« Human rights are universal and indivisible. Human freedom is also indivisible: if it is denied to anyone in the world, it is therefore denied, indirectly, to all people. »
Václav Havel, Czech national hero.
Two days ago at the moment I’m writing this article, I fell in love. I fell in love with Prag. Or rather the spirit of this city. The three days I have spent there were like a burst of fresh air in the middle of the Saharan desert that was my life as a student in Germany. I felt alive again.
There, people were so quick to crack up a smile at any occasion. Seeing people happy makes you happy, I think that should be a theorem. In Prag, I found myself wandering in the streets daydreaming with a gigantic smile on my face for no apparent reason. That’s the better therapic treatment I can give to people who are a little bit down. Book a ticket and go! Sometimes it’s nice to take a break and see how things are done in another country or city. Go, discover, enjoy, learn and come back (or not).
While in Czech Republic, I learned so much about the Czech people and their history. The history of Czech Republic such as other small and landlocked coutry narrates a fight against oppression and imperialism of great countries surronding them such as Germany and after the Soviet Union.
During my stay, I went to the Museum of Communism (a must see if you are visiting Prague by the way). And it blew my mind. The exhibition is explaining how communism were forced onto the Czech citizens and the effects of the Munich Agreement.
I do not want to take you away the surprise of the exhibition but basically the Munich agreement of 1938 was an agreement made by France, Italy, the United Kingdom and Germany to give up the Suedetes land which was a part of Czechoslovakia to the hands of Hitler to prevent World War II from happening. By doing that, the country of Czechoslovia was basically erased from the map and became part of the Third Reich of Hitler.
This event was only the beginning of what will be a series of betrayals, unjustice and greed towards Czechoslovakia. And at the end, Czech republic survived and became the country we know today. A country with a thriving economy with the fewer rate of unemployment in Europe. No one would have bet on them, but Czech people did it, they survived to German imperialism and the Soviet Union.

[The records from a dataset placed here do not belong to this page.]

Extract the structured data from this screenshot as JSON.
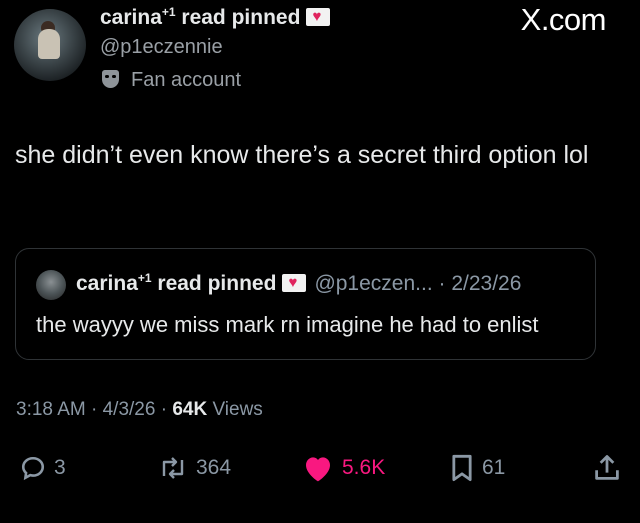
{
  "site": "X.com",
  "author": {
    "name": "carina",
    "name_sup": "+1",
    "name_suffix": "read pinned",
    "handle": "@p1eczennie",
    "label": "Fan account"
  },
  "tweet": {
    "text": "she didn’t even know there’s a secret third option lol"
  },
  "quote": {
    "name": "carina",
    "name_sup": "+1",
    "name_suffix": "read pinned",
    "handle_date": "@p1eczen... · 2/23/26",
    "text": "the wayyy we miss mark rn imagine he had to enlist"
  },
  "meta": {
    "time_date": "3:18 AM · 4/3/26 · ",
    "views_count": "64K",
    "views_label": " Views"
  },
  "actions": {
    "replies": "3",
    "reposts": "364",
    "likes": "5.6K",
    "bookmarks": "61"
  },
  "colors": {
    "background": "#000000",
    "text": "#e7e9ea",
    "muted": "#8b98a5",
    "like": "#f91880"
  }
}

That is why to me, Prague is so much more than a beautiful city, it is the epitome of resistance and perseverence.
I want to end this article with a song by Karel Kryl, a Czech singer. It is called « Děkuji » or « Thankful » in english. His song really struck a cord in me. I think this song is a great reminder to always be thankful of whatever is thrown into your life. Sometimes, it may seems like the worse is happening to you but in the end, those moments will always teach you a lesson and make you a better person like it made Czech republic a more resilient country.

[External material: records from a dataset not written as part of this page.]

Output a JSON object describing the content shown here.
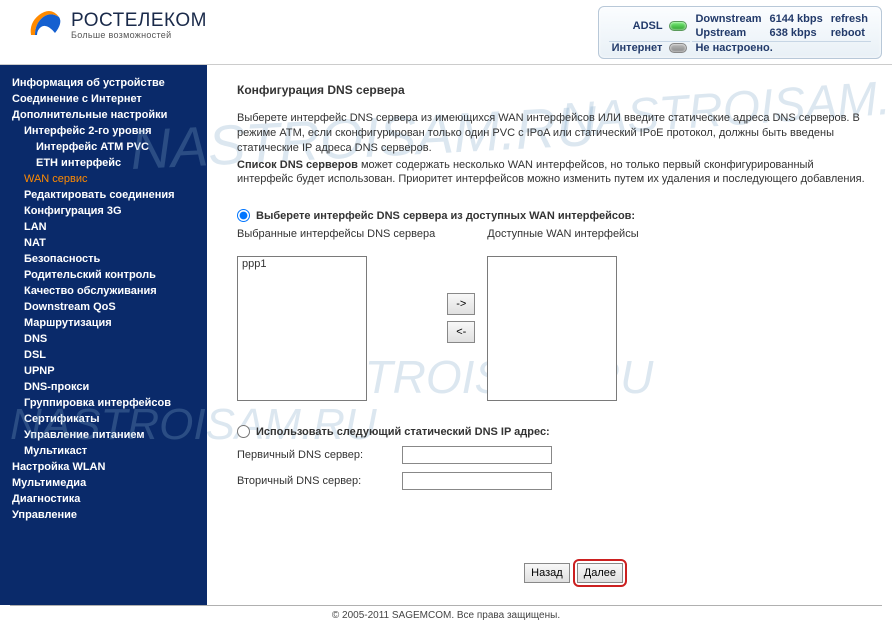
{
  "brand": {
    "title": "РОСТЕЛЕКОМ",
    "subtitle": "Больше возможностей"
  },
  "status": {
    "adsl_label": "ADSL",
    "downstream_label": "Downstream",
    "downstream_value": "6144 kbps",
    "upstream_label": "Upstream",
    "upstream_value": "638 kbps",
    "internet_label": "Интернет",
    "internet_value": "Не настроено.",
    "refresh": "refresh",
    "reboot": "reboot"
  },
  "sidebar": {
    "items": [
      {
        "label": "Информация об устройстве",
        "cls": "bold"
      },
      {
        "label": "Соединение с Интернет",
        "cls": "bold"
      },
      {
        "label": "Дополнительные настройки",
        "cls": "bold"
      },
      {
        "label": "Интерфейс 2-го уровня",
        "cls": "sub1"
      },
      {
        "label": "Интерфейс ATM PVC",
        "cls": "sub2"
      },
      {
        "label": "ETH интерфейс",
        "cls": "sub2"
      },
      {
        "label": "WAN сервис",
        "cls": "sub1 active"
      },
      {
        "label": "Редактировать соединения",
        "cls": "sub1"
      },
      {
        "label": "Конфигурация 3G",
        "cls": "sub1"
      },
      {
        "label": "LAN",
        "cls": "sub1"
      },
      {
        "label": "NAT",
        "cls": "sub1"
      },
      {
        "label": "Безопасность",
        "cls": "sub1"
      },
      {
        "label": "Родительский контроль",
        "cls": "sub1"
      },
      {
        "label": "Качество обслуживания",
        "cls": "sub1"
      },
      {
        "label": "Downstream QoS",
        "cls": "sub1"
      },
      {
        "label": "Маршрутизация",
        "cls": "sub1"
      },
      {
        "label": "DNS",
        "cls": "sub1"
      },
      {
        "label": "DSL",
        "cls": "sub1"
      },
      {
        "label": "UPNP",
        "cls": "sub1"
      },
      {
        "label": "DNS-прокси",
        "cls": "sub1"
      },
      {
        "label": "Группировка интерфейсов",
        "cls": "sub1"
      },
      {
        "label": "Сертификаты",
        "cls": "sub1"
      },
      {
        "label": "Управление питанием",
        "cls": "sub1"
      },
      {
        "label": "Мультикаст",
        "cls": "sub1"
      },
      {
        "label": "Настройка WLAN",
        "cls": "bold"
      },
      {
        "label": "Мультимедиа",
        "cls": "bold"
      },
      {
        "label": "Диагностика",
        "cls": "bold"
      },
      {
        "label": "Управление",
        "cls": "bold"
      }
    ]
  },
  "content": {
    "title": "Конфигурация DNS сервера",
    "para1": "Выберете интерфейс DNS сервера из имеющихся WAN интерфейсов ИЛИ введите статические адреса DNS серверов. В режиме ATM, если сконфигурирован только один PVC с IPoA или статический IPoE протокол, должны быть введены статические IP адреса DNS серверов.",
    "para2a": "Список DNS серверов",
    "para2b": " может содержать несколько WAN интерфейсов, но только первый сконфигурированный интерфейс будет использован. Приоритет интерфейсов можно изменить путем их удаления и последующего добавления.",
    "radio1": "Выберете интерфейс DNS сервера из доступных WAN интерфейсов:",
    "selected_head": "Выбранные интерфейсы DNS сервера",
    "available_head": "Доступные WAN интерфейсы",
    "selected_items": [
      "ppp1"
    ],
    "arrow_right": "->",
    "arrow_left": "<-",
    "radio2": "Использовать следующий статический DNS IP адрес:",
    "primary_label": "Первичный DNS сервер:",
    "secondary_label": "Вторичный DNS сервер:",
    "primary_value": "",
    "secondary_value": "",
    "back": "Назад",
    "next": "Далее"
  },
  "footer": "© 2005-2011 SAGEMCOM. Все права защищены.",
  "watermark": "NASTROISAM.RU"
}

You will find the lyrics of the songs translated in english below the video.